There are many different types of carpet, and the quality depends on the fibers used and the way they’re attached to the backing. Some are made using a loom, a traditional method that creates firm carpet with detailed patterns; others use a tufting machine, which is quicker and more efficient but may not be as durable. The number of yarn strands in your carpet is another factor to consider, called the “ply.” A higher ply means more thickness.

Carpets can be made from natural or synthetic fibers, which determine the type of texture and color. There are a few different types of fibers, including wool, polyester, and acrylic. Wool is the best choice for a natural carpet, as it’s durable and resistant to dyes. It is also eco-friendly and hypoallergenic, which makes it a good choice for families with young children. Polyester is the most common synthetic fiber and is very stain-resistant, although it can fade over time.

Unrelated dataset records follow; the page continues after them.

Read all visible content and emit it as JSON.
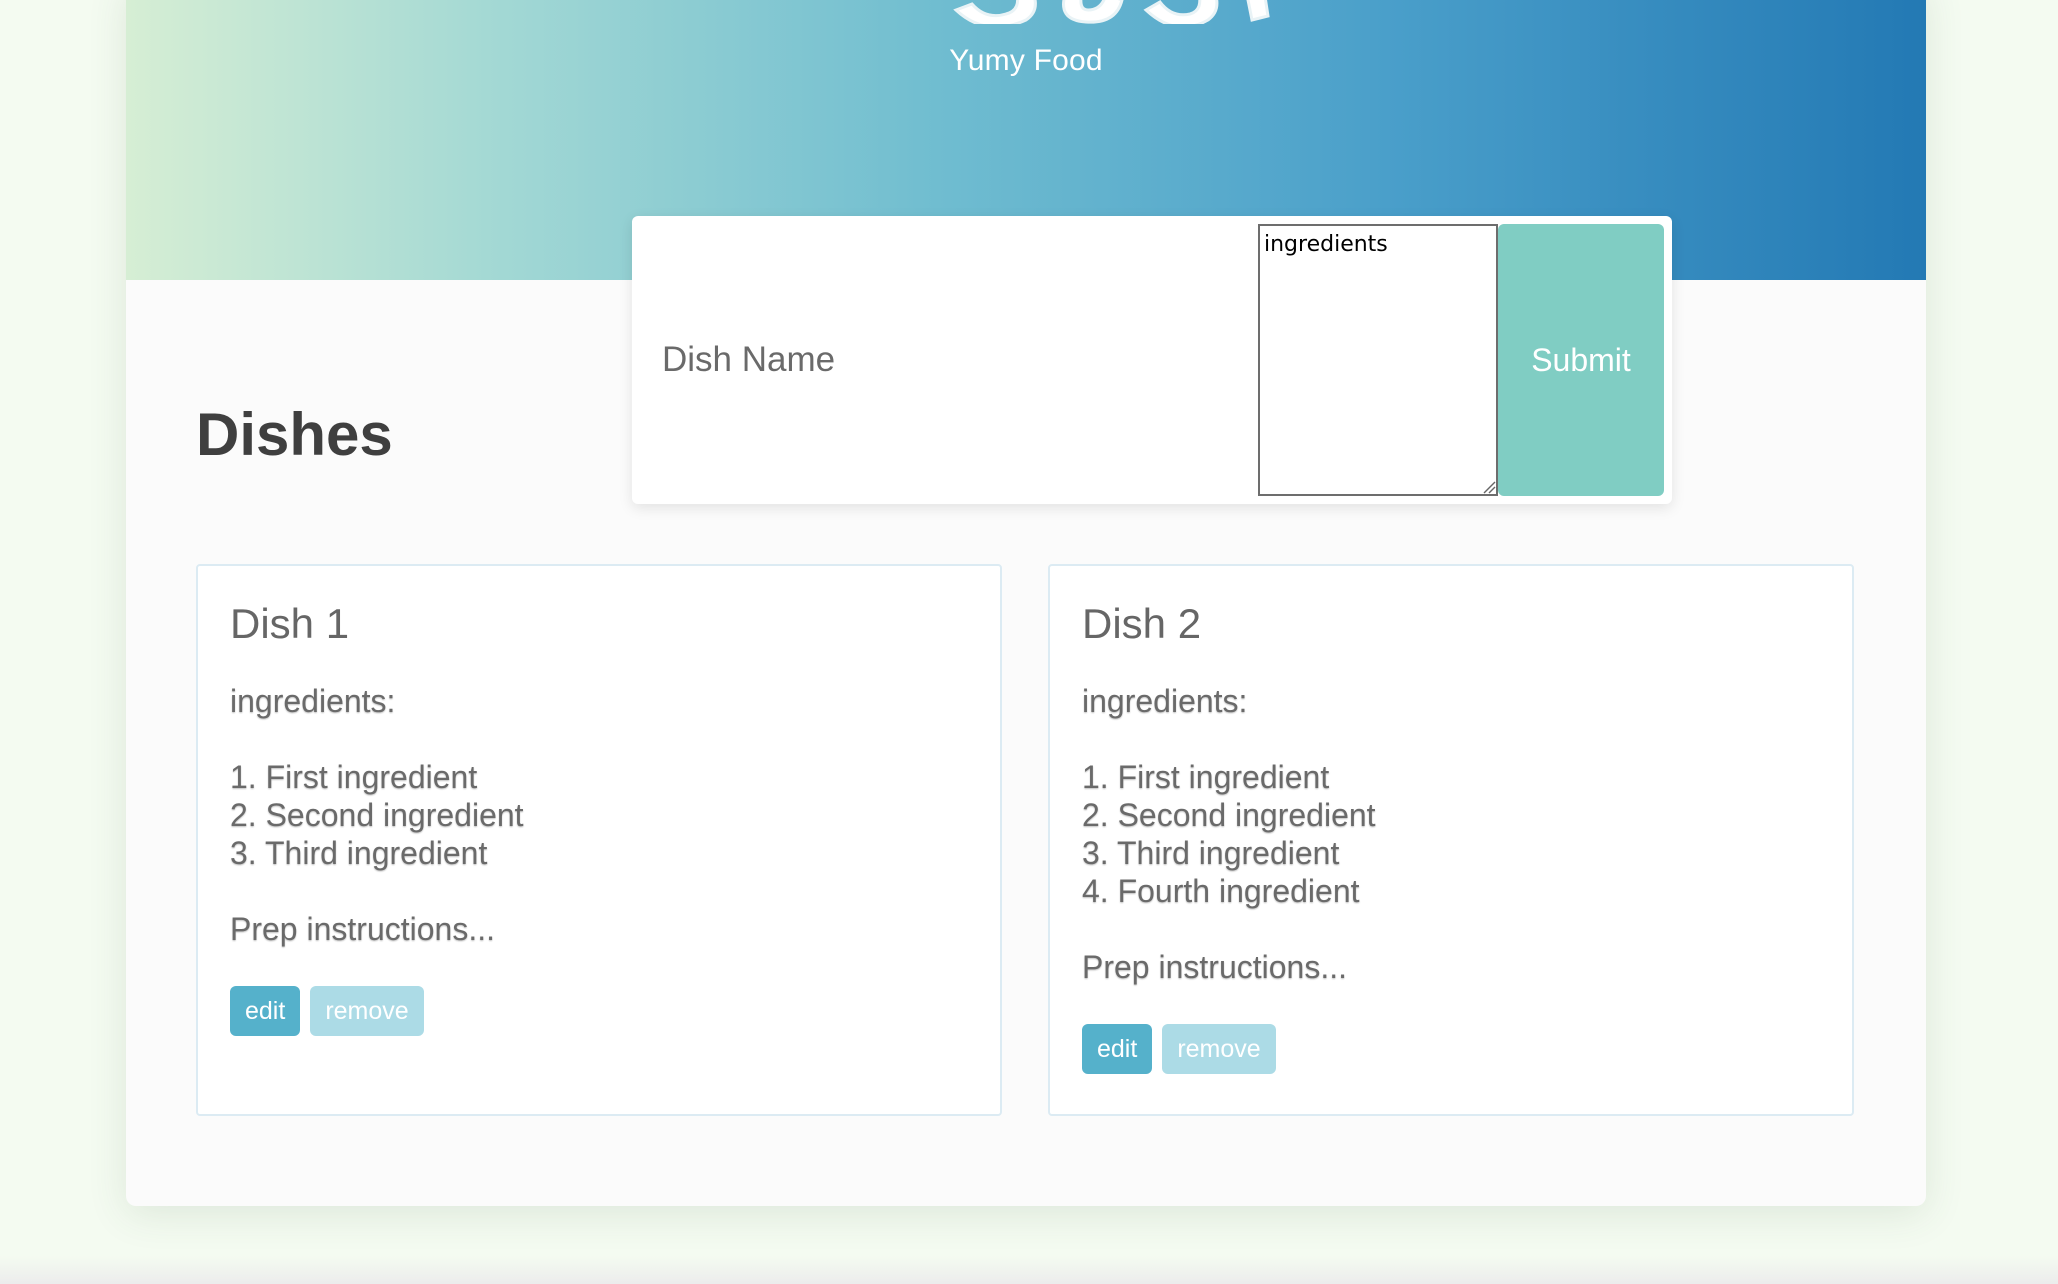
{
  "header": {
    "tagline": "Yumy Food",
    "colors": {
      "gradient_start": "#d6eed4",
      "gradient_end": "#2379b4"
    }
  },
  "form": {
    "dish_name_placeholder": "Dish Name",
    "ingredients_placeholder": "ingredients",
    "submit_label": "Submit",
    "submit_color": "#80cdc3"
  },
  "main": {
    "section_title": "Dishes"
  },
  "dishes": [
    {
      "title": "Dish 1",
      "ingredients_label": "ingredients:",
      "ingredients": [
        "1. First ingredient",
        "2. Second ingredient",
        "3. Third ingredient"
      ],
      "prep": "Prep instructions...",
      "edit_label": "edit",
      "remove_label": "remove"
    },
    {
      "title": "Dish 2",
      "ingredients_label": "ingredients:",
      "ingredients": [
        "1. First ingredient",
        "2. Second ingredient",
        "3. Third ingredient",
        "4. Fourth ingredient"
      ],
      "prep": "Prep instructions...",
      "edit_label": "edit",
      "remove_label": "remove"
    }
  ]
}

In recent years, there has been a debate about whether carpet actually aggravates or alleviates respiratory problems such as asthma and allergies. Although some people still advise removing all carpets, numerous studies have shown that if you choose the right type of carpet, it can be beneficial to your health.

When looking for carpet, look for a fiber with low VOC (volatile organic compound) emissions. These harmful gases are released by many products, including flooring, and can be difficult to breathe. Some carpets are manufactured with polypropylene, which is a recycled plastic that has a lower emission level than other plastics. Another option is jute, a natural fiber derived from a plant and one of the most sustainable fibers.